Researchers Into Lysosomal Storage Find Common Ground

By Marc Tracy

Published August 25, 2006, issue of August 25, 2006.
  • Print
  • Share Share

Earlier this year, the Lysosomal Storage Disease Research Consortium awarded its first seven grants, which together total more than $200,000, to scientists conducting research into ameliorating the effects of lysosomal-storage diseases on the central nervous system. There are more than 40 of these diseases, called LSDs, including Tay-Sachs, Gaucher disease, mucopolysaccharidosis (MPS) and Niemann-Pick disease.

The consortium maintains a collaborative relationship with the National Institute of Neurological Disorders and Stroke, a branch of the National Institutes of Health. Scientists whose grants are rejected by NINDS have the option of applying for an LSDRC grant to obtain further data, with the understanding that, after more research, they will reapply for the original NINDS grant.

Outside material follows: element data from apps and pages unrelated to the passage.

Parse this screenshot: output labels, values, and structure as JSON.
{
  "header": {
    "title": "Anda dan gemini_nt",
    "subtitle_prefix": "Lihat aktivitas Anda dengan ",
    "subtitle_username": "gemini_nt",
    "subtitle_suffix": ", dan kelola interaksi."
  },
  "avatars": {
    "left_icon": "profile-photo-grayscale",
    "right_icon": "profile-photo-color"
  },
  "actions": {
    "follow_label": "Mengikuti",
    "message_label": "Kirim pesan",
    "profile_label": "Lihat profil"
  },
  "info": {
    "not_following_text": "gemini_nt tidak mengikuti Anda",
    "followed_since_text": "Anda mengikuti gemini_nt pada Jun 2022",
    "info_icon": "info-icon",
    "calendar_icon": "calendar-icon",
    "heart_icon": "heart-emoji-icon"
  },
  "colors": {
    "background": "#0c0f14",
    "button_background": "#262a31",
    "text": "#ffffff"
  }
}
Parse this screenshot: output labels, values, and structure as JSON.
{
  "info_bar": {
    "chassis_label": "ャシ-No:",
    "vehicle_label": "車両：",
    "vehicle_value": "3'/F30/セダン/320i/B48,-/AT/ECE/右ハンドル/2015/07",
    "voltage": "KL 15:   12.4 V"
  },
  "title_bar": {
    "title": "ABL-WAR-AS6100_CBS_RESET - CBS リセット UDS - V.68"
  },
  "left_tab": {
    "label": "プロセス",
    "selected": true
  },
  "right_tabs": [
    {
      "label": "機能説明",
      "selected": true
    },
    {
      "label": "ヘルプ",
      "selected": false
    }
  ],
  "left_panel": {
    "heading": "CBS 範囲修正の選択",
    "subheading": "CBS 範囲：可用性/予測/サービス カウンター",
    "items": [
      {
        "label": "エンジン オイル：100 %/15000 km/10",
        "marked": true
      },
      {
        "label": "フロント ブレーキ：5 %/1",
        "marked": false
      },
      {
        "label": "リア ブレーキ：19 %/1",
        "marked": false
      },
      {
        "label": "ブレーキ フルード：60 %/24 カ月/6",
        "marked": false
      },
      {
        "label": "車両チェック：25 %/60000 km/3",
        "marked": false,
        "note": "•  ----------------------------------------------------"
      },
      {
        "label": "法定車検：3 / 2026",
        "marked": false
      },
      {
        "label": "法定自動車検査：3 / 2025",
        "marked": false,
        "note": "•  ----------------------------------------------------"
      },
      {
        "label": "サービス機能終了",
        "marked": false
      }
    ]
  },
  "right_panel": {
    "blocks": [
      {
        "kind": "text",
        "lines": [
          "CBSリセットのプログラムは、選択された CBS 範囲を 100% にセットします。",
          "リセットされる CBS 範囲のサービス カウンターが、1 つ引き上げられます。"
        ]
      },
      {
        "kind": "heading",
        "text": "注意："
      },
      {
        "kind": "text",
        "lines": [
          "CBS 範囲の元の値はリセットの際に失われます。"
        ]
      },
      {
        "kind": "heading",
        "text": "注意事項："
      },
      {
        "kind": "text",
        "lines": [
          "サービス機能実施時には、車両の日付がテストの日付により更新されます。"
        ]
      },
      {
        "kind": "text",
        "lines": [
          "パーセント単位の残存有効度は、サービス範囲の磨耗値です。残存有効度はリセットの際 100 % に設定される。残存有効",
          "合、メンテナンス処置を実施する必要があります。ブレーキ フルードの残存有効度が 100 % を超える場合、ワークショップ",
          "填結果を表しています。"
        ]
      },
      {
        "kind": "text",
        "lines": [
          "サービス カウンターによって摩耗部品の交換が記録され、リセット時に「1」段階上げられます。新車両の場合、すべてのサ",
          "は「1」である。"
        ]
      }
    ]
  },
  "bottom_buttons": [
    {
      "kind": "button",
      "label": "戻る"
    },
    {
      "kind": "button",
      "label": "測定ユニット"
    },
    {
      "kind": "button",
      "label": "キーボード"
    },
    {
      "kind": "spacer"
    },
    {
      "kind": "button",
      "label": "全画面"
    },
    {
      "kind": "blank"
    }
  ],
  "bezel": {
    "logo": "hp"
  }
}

“The beauty of this is that our money helps to facilitate their research, such that they have results that would allow them to apply to the NIH and get the larger money,” said Barbara Wedehase, the executive director of the National MPS Society. It and the National Tay-Sachs & Allied Diseases Association initiated the consortium, though several other LSD organizations now participate as well.

Those who suffer from LSDs lack an enzyme — which enzyme is missing depends on the disease — necessary for cellular processes to occur properly. What results is the accumulation of unwanted material in the lysosome, a part of the cell. The results can range from joint pain and anemia (in the case of Gaucher) to limited motor function and even death (in the case of infantile Tay-Sachs).

The consortium arose with the realization that “by joining funds together, we would be able to serve a greater number of people,” Wedehase said. Dr. Mark Sands, who sits on the LSDRC’s grant-review committee, noted the consortium’s utility: “The underlying biology is really very similar” among the several LSDs, he explained. “Discoveries in one field could really impact dramatically other diseases.”

The majority of LSDs sufferers have neurological symptoms. “The brain remains the most difficult challenge,” said Dr. Mark Haskins, the chair of the Grant Revi

Focusing research on the brain would appear to favor Tay-Sachs, which is largely neurological, as opposed to Gaucher, whose sufferers exhibit no neurological symptoms. Both diseases disproportionately afflict Ashkenazic Jews. One grant recipient is Dr. Synthia H. Mellon, of the University of California, San Francisco. She is investigating whether neurosteroids, a class of compounds derived from cholesterol, can be used to replace the product that would otherwise be created by the missing enzyme in an LSD patient — in this case, a Tay-Sachs patient. NINDS turned her down; she’s currently using her LSDRC grant to obtain further data from animal models.

“This consortium was willing to take the chance, to see, Will it work or not?” Mellon said. “And if it does work, there will hopefully be a bigger payoff.”

Haskins said that the LSDRC was a step in the right direction, but not a panacea. “It’s not the one-bullet theory, where if you solve one LSD you solve them all,” he said. “But any insights we can gather on how to improve function in LSDs will spill over into other LSDs.”






Find us on Facebook!
  • Israelis are taking up the #IceBucketChallenge — with hummus.
  • In WWI, Jews fought for Britain. So why were they treated as outsiders?
  • According to a new poll, 75% of Israeli Jews oppose intermarriage.
  • Will Lubavitcher Rabbi Moshe Wiener be the next Met Council CEO?
  • Angelina Jolie changed everything — but not just for the better:
  • Prime Suspect? Prime Minister.
  • Move over Dr. Ruth — there’s a (not-so) new sassy Jewish sex-therapist in town. Her name is Shirley Zussman — and just turned 100 years old.
  • From kosher wine to Ecstasy, presenting some of our best bootlegs:
  • Sara Kramer is not the first New Yorker to feel the alluring pull of the West Coast — but she might be the first heading there with Turkish Urfa pepper and za’atar in her suitcase.
  • About 1 in 40 American Jews will get pancreatic cancer (Ruth Bader Ginsberg is one of the few survivors).
  • At which grade level should classroom discussions include topics like the death of civilians kidnapping of young Israelis and sirens warning of incoming rockets?
  • Wanted: Met Council CEO.
  • “Look, on the one hand, I understand him,” says Rivka Ben-Pazi, a niece of Elchanan Hameiri, the boy that Henk Zanoli saved. “He had a family tragedy.” But on the other hand, she said, “I think he was wrong.” What do you think?
  • How about a side of Hitler with your spaghetti?
  • Why "Be fruitful and multiply" isn't as simple as it seems:
  • from-cache

Would you like to receive updates about new stories?




















We will not share your e-mail address or other personal information.

Already subscribed? Manage your subscription.